### Assignment
The data below should be restated word for word, with every picture omitted.

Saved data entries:
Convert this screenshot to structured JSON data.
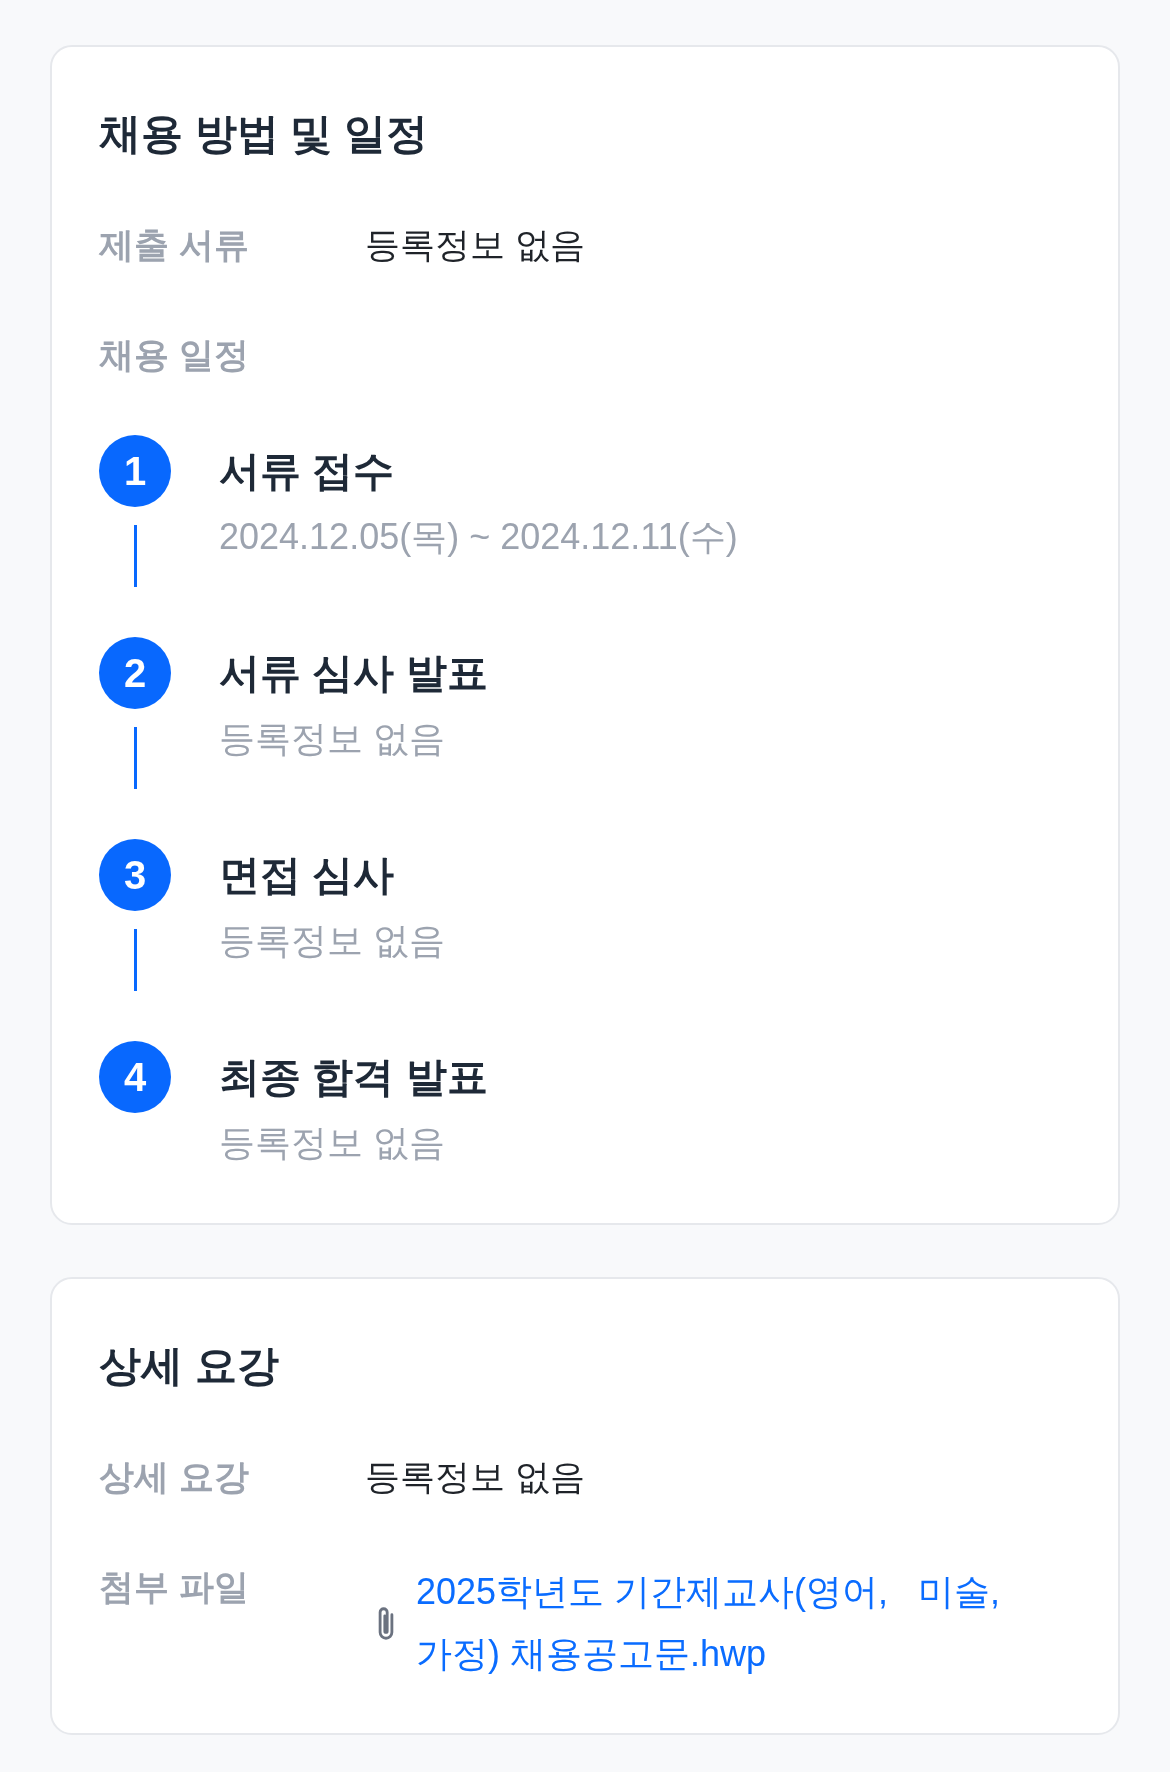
{
  "sections": [
    {
      "title": "채용 방법 및 일정",
      "fields": [
        {
          "kind": "text",
          "label": "제출 서류",
          "value": "등록정보 없음"
        }
      ],
      "schedule": {
        "label": "채용 일정",
        "steps": [
          {
            "number": "1",
            "title": "서류 접수",
            "detail": "2024.12.05(목) ~ 2024.12.11(수)"
          },
          {
            "number": "2",
            "title": "서류 심사 발표",
            "detail": "등록정보 없음"
          },
          {
            "number": "3",
            "title": "면접 심사",
            "detail": "등록정보 없음"
          },
          {
            "number": "4",
            "title": "최종 합격 발표",
            "detail": "등록정보 없음"
          }
        ]
      }
    },
    {
      "title": "상세 요강",
      "fields": [
        {
          "kind": "text",
          "label": "상세 요강",
          "value": "등록정보 없음"
        },
        {
          "kind": "attachment",
          "label": "첨부 파일",
          "value": "2025학년도 기간제교사(영어,   미술, 가정) 채용공고문.hwp"
        }
      ]
    }
  ]
}
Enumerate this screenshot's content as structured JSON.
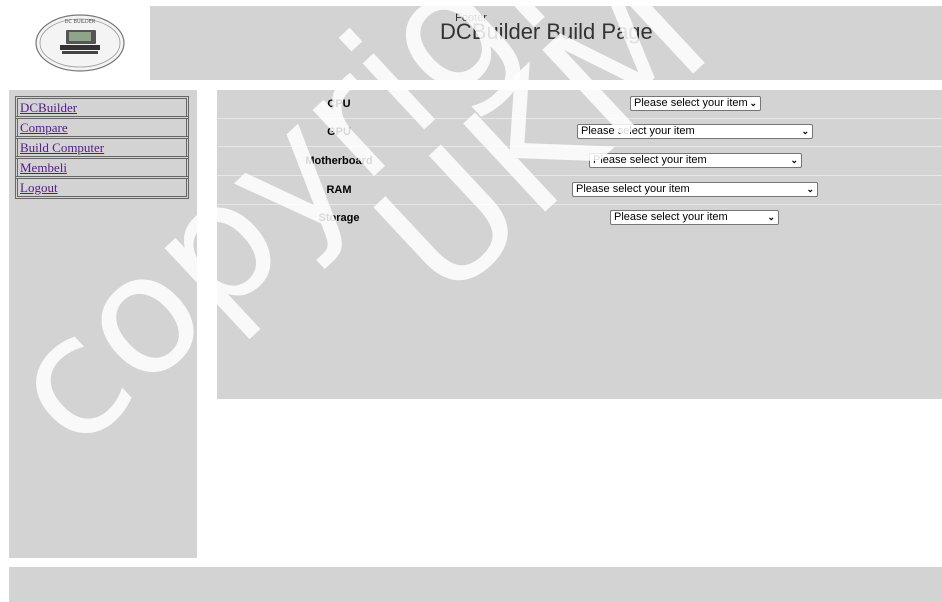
{
  "header": {
    "title": "DCBuilder Build Page",
    "logo_text": "DC BUILDER"
  },
  "nav": [
    {
      "label": "DCBuilder"
    },
    {
      "label": "Compare"
    },
    {
      "label": "Build Computer"
    },
    {
      "label": "Membeli"
    },
    {
      "label": "Logout"
    }
  ],
  "form": {
    "rows": [
      {
        "label": "CPU",
        "value": "Please select your item"
      },
      {
        "label": "GPU",
        "value": "Please select your item"
      },
      {
        "label": "Motherboard",
        "value": "Please select your item"
      },
      {
        "label": "RAM",
        "value": "Please select your item"
      },
      {
        "label": "Storage",
        "value": "Please select your item"
      }
    ]
  },
  "footer": {
    "text": "Footer"
  },
  "watermark": {
    "line1": "copyright",
    "line2": "UKM"
  }
}
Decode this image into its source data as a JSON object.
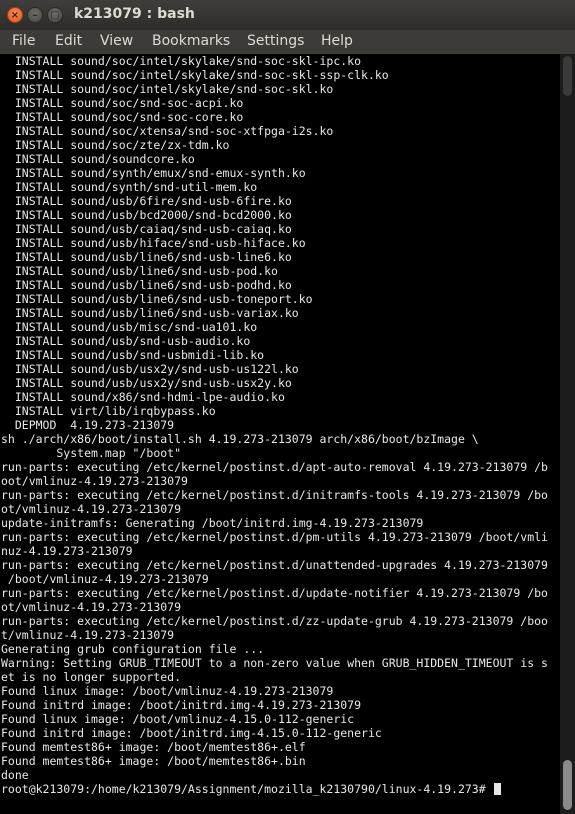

### Exercise output
Convert this screenshot to structured JSON data.
{
  "sections": [
    {
      "title": "채용 방법 및 일정",
      "fields": [
        {
          "kind": "text",
          "label": "제출 서류",
          "value": "등록정보 없음"
        }
      ],
      "schedule": {
        "label": "채용 일정",
        "steps": [
          {
            "number": "1",
            "title": "서류 접수",
            "detail": "2024.12.05(목) ~ 2024.12.11(수)"
          },
          {
            "number": "2",
            "title": "서류 심사 발표",
            "detail": "등록정보 없음"
          },
          {
            "number": "3",
            "title": "면접 심사",
            "detail": "등록정보 없음"
          },
          {
            "number": "4",
            "title": "최종 합격 발표",
            "detail": "등록정보 없음"
          }
        ]
      }
    },
    {
      "title": "상세 요강",
      "fields": [
        {
          "kind": "text",
          "label": "상세 요강",
          "value": "등록정보 없음"
        },
        {
          "kind": "attachment",
          "label": "첨부 파일",
          "value": "2025학년도 기간제교사(영어,   미술, 가정) 채용공고문.hwp"
        }
      ]
    }
  ]
}
Enumerate this screenshot's content as structured JSON.
{
  "header": {
    "title": "DCBuilder Build Page",
    "logo_text": "DC BUILDER"
  },
  "nav": [
    {
      "label": "DCBuilder"
    },
    {
      "label": "Compare"
    },
    {
      "label": "Build Computer"
    },
    {
      "label": "Membeli"
    },
    {
      "label": "Logout"
    }
  ],
  "form": {
    "rows": [
      {
        "label": "CPU",
        "value": "Please select your item"
      },
      {
        "label": "GPU",
        "value": "Please select your item"
      },
      {
        "label": "Motherboard",
        "value": "Please select your item"
      },
      {
        "label": "RAM",
        "value": "Please select your item"
      },
      {
        "label": "Storage",
        "value": "Please select your item"
      }
    ]
  },
  "footer": {
    "text": "Footer"
  },
  "watermark": {
    "line1": "copyright",
    "line2": "UKM"
  }
}
Decode this image into its source data as a JSON object.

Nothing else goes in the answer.